Unfortunately, this isn’t always the case, and ambulance crews give sad news to many families, more poignant around this time of year. While the Ambulance crews walk away and go to the next job, the relatives are left mourning their loss, often tainting future Christmases for years to come.

I mentioned depression and suicide at the beginning of this post. It’s real, and we don’t always see it in daily life, but if you know someone who suffers from depression, you can make a difference by talking to them. Don’t overpower them, just let them know that you are there for them, watch them and their behaviour. If you suffer the horrible effects of depression yourself, and watching everyone else enjoying themselves takes you lower, talk to someone. Perhaps even write a blog!

Ambulance crews can go through a world full of other people’s emotions at this time of year. Some of those emotions can get through their defences sometimes. I watched a programme on TV this week that ended with some statistics, one being that 25% of the UK’s ambulance crews will experience PTSD, one in four! There is little or no support from most ambulance services, and little or nothing being done to lower these figures from inside. Often seeking support feels like, and is viewed as weakness or failure.

I’ve spoken about charities that offer support before, but public awareness is also important. PTSD999 is a charity that I’ve also highlighted, providing support to all types of emergency workers. They have just released a version of the song Heroes to raise funds for the work they do, and to raise awareness of the need for such services across all the emergency services. The band is, appropriately, called Burn Out and it costs a mere 99p to buy the song via iTunes and Amazon Music. So, among the festivities and gift giving, help support the people who make it safer. Here’s a link to the video on YouTube (please buy the single): https://youtu.be/SZA1plZxBY0

Another way you can lift emergency workers is to show your appreciation – a simple “thank you” if you see them out and about, buy them coffee if you see them at the petrol station on a night shift. Simple things go a long way.

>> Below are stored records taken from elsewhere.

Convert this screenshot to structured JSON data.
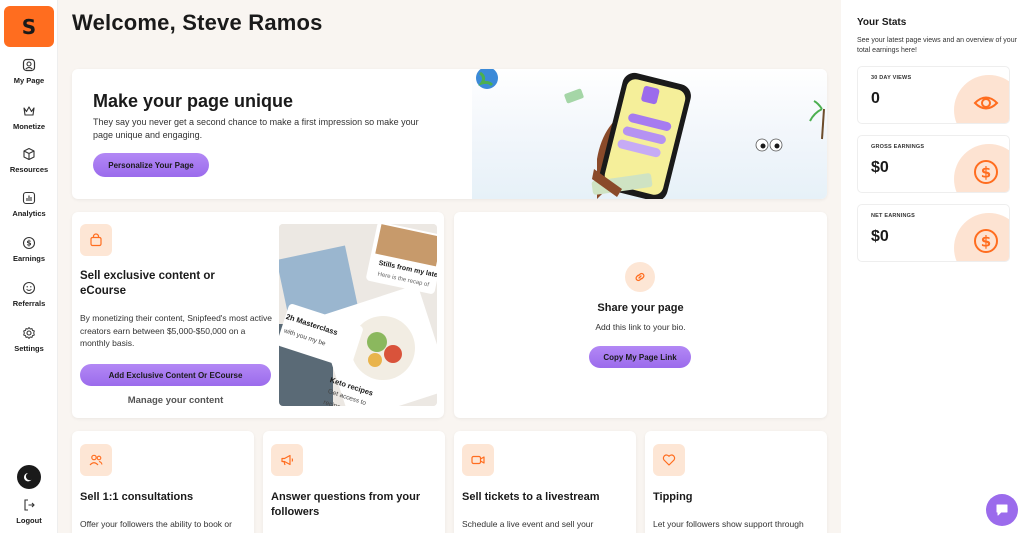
{
  "app": {
    "logo_letter": "S"
  },
  "sidebar": {
    "items": [
      {
        "label": "My Page",
        "icon": "user-square-icon"
      },
      {
        "label": "Monetize",
        "icon": "crown-icon"
      },
      {
        "label": "Resources",
        "icon": "box-icon"
      },
      {
        "label": "Analytics",
        "icon": "chart-icon"
      },
      {
        "label": "Earnings",
        "icon": "dollar-circle-icon"
      },
      {
        "label": "Referrals",
        "icon": "smile-icon"
      },
      {
        "label": "Settings",
        "icon": "gear-icon"
      }
    ],
    "logout": "Logout"
  },
  "header": {
    "title": "Welcome, Steve Ramos"
  },
  "hero": {
    "title": "Make your page unique",
    "description": "They say you never get a second chance to make a first impression so make your page unique and engaging.",
    "button": "Personalize Your Page"
  },
  "sell": {
    "title": "Sell exclusive content or eCourse",
    "description": "By monetizing their content, Snipfeed's most active creators earn between $5,000-$50,000 on a monthly basis.",
    "button": "Add Exclusive Content Or ECourse",
    "link": "Manage your content",
    "collage_texts": [
      "Stills from my late",
      "Here is the recap of",
      "2h Masterclass",
      "with you my be",
      "Keto recipes",
      "Get access to",
      "recipes"
    ]
  },
  "share": {
    "title": "Share your page",
    "subtitle": "Add this link to your bio.",
    "button": "Copy My Page Link"
  },
  "feature_cards": [
    {
      "title": "Sell 1:1 consultations",
      "description": "Offer your followers the ability to book or",
      "icon": "people-icon"
    },
    {
      "title": "Answer questions from your followers",
      "description": "",
      "icon": "megaphone-icon"
    },
    {
      "title": "Sell tickets to a livestream",
      "description": "Schedule a live event and sell your",
      "icon": "video-icon"
    },
    {
      "title": "Tipping",
      "description": "Let your followers show support through",
      "icon": "heart-icon"
    }
  ],
  "stats": {
    "title": "Your Stats",
    "description": "See your latest page views and an overview of your total earnings here!",
    "items": [
      {
        "label": "30 DAY VIEWS",
        "value": "0",
        "icon": "eye-icon"
      },
      {
        "label": "GROSS EARNINGS",
        "value": "$0",
        "icon": "dollar-circle-icon"
      },
      {
        "label": "NET EARNINGS",
        "value": "$0",
        "icon": "dollar-circle-icon"
      }
    ]
  },
  "colors": {
    "accent": "#ff6d1f",
    "purple": "#9b6bec",
    "tile": "#fde6d5"
  }
}
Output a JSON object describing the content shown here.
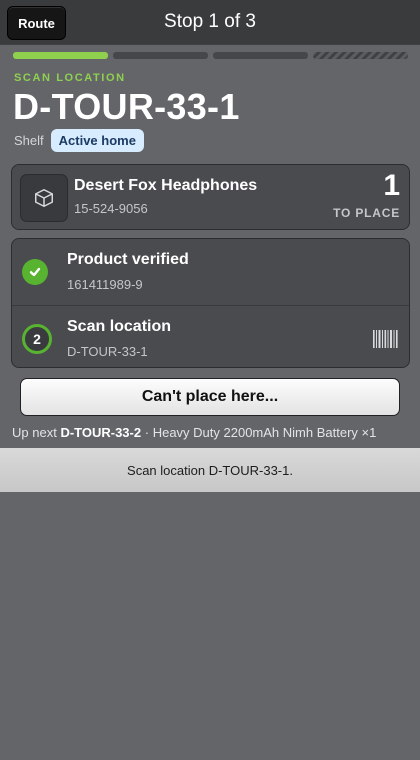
{
  "header": {
    "route_label": "Route",
    "title": "Stop 1 of 3"
  },
  "progress": {
    "segments": [
      "done",
      "todo",
      "todo",
      "pending"
    ]
  },
  "location": {
    "section_label": "SCAN LOCATION",
    "code": "D-TOUR-33-1",
    "type_label": "Shelf",
    "badge": "Active home"
  },
  "product": {
    "icon": "box-icon",
    "name": "Desert Fox Headphones",
    "sku": "15-524-9056",
    "quantity": "1",
    "quantity_label": "TO PLACE"
  },
  "steps": [
    {
      "status": "complete",
      "title": "Product verified",
      "subtitle": "161411989-9"
    },
    {
      "status": "current",
      "number": "2",
      "title": "Scan location",
      "subtitle": "D-TOUR-33-1",
      "action_icon": "barcode-icon"
    }
  ],
  "cant_place_label": "Can't place here...",
  "up_next": {
    "prefix": "Up next",
    "location": "D-TOUR-33-2",
    "separator": "·",
    "item": "Heavy Duty 2200mAh Nimh Battery ×1"
  },
  "status_message": "Scan location D-TOUR-33-1.",
  "colors": {
    "accent_green": "#8fd14f",
    "success_green": "#58b331",
    "badge_bg": "#d7ecff",
    "background": "#636569"
  }
}
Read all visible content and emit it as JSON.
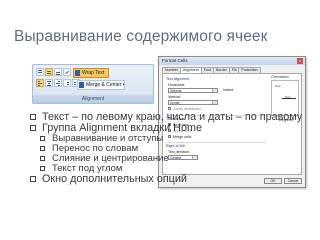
{
  "title": "Выравнивание содержимого ячеек",
  "ribbon": {
    "wrap_text": "Wrap Text",
    "merge_center": "Merge & Center",
    "merge_arrow": "▾",
    "group_label": "Alignment"
  },
  "dialog": {
    "title": "Format Cells",
    "close": "x",
    "tabs": [
      "Number",
      "Alignment",
      "Font",
      "Border",
      "Fill",
      "Protection"
    ],
    "active_tab": "Alignment",
    "text_alignment_label": "Text alignment",
    "horizontal_label": "Horizontal:",
    "horizontal_value": "General",
    "indent_label": "Indent:",
    "vertical_label": "Vertical:",
    "vertical_value": "Center",
    "justify_distributed": "Justify distributed",
    "text_control_label": "Text control",
    "wrap_text": "Wrap text",
    "shrink_to_fit": "Shrink to fit",
    "merge_cells": "Merge cells",
    "rtl_label": "Right-to-left",
    "text_direction_label": "Text direction:",
    "text_direction_value": "Context",
    "orientation_label": "Orientation",
    "orientation_vertical_text": "Text",
    "orientation_needle_label": "Text",
    "degrees_label": "Degrees",
    "ok": "OK",
    "cancel": "Cancel"
  },
  "bullets": [
    {
      "text": "Текст – по левому краю, числа и даты – по правому",
      "level": 1
    },
    {
      "text": "Группа Alignment вкладки Home",
      "level": 1
    },
    {
      "text": "Выравнивание и отступы",
      "level": 2
    },
    {
      "text": "Перенос по словам",
      "level": 2
    },
    {
      "text": "Слияние и центрирование",
      "level": 2
    },
    {
      "text": "Текст под углом",
      "level": 2
    },
    {
      "text": "Окно дополнительных опций",
      "level": 1
    }
  ]
}
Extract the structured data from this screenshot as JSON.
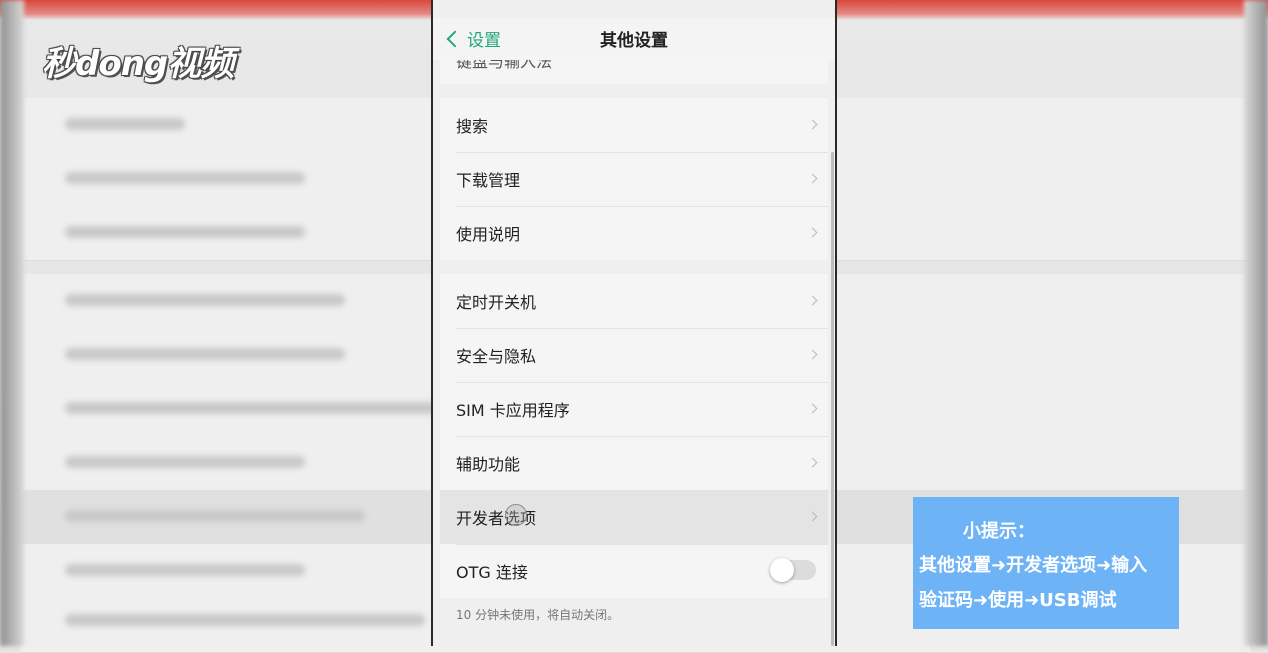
{
  "watermark": {
    "logo_text": "秒dong视频"
  },
  "header": {
    "back_label": "设置",
    "title": "其他设置"
  },
  "partial_item": "键盘与输入法",
  "group1": [
    "搜索",
    "下载管理",
    "使用说明"
  ],
  "group2": [
    "定时开关机",
    "安全与隐私",
    "SIM 卡应用程序",
    "辅助功能",
    "开发者选项"
  ],
  "otg": {
    "label": "OTG 连接",
    "enabled": false,
    "note": "10 分钟未使用，将自动关闭。"
  },
  "tip": {
    "title": "小提示：",
    "line1": "其他设置➜开发者选项➜输入",
    "line2": "验证码➜使用➜USB调试"
  },
  "colors": {
    "accent": "#24a87a",
    "tip_bg": "#6fb3f7",
    "top_bar": "#d9473b"
  }
}
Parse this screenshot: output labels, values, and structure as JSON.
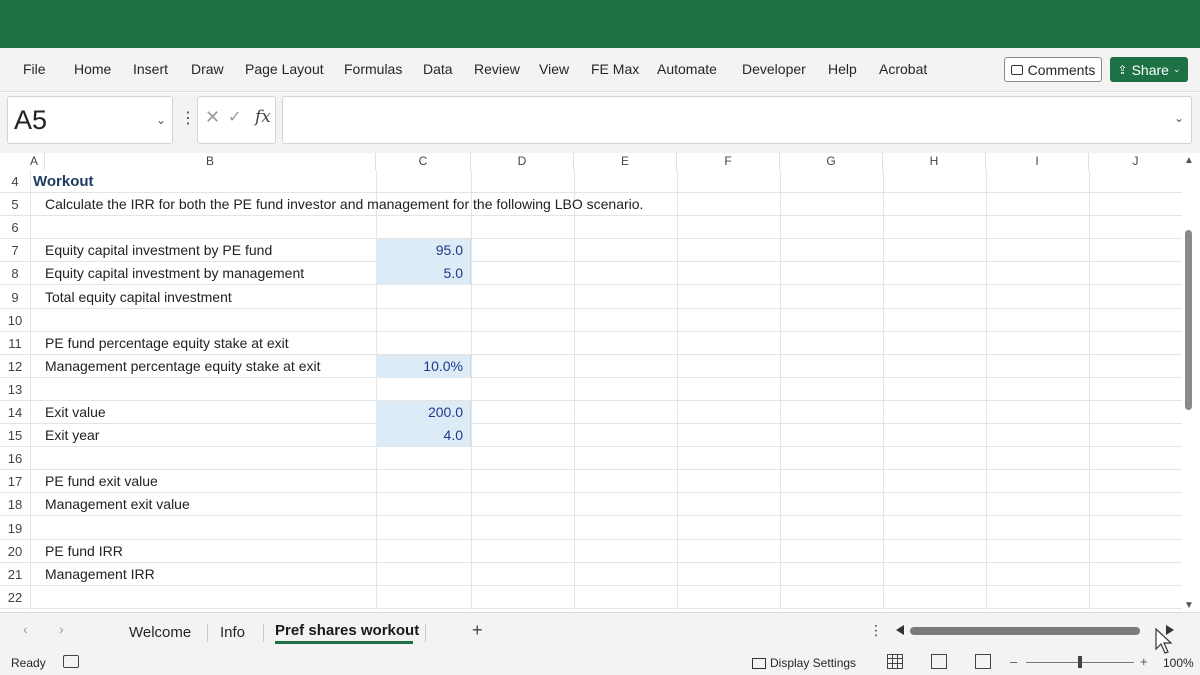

As the great philosopher, Michael Buble, once said: “It’s beginning to look a lot like Christmas….”.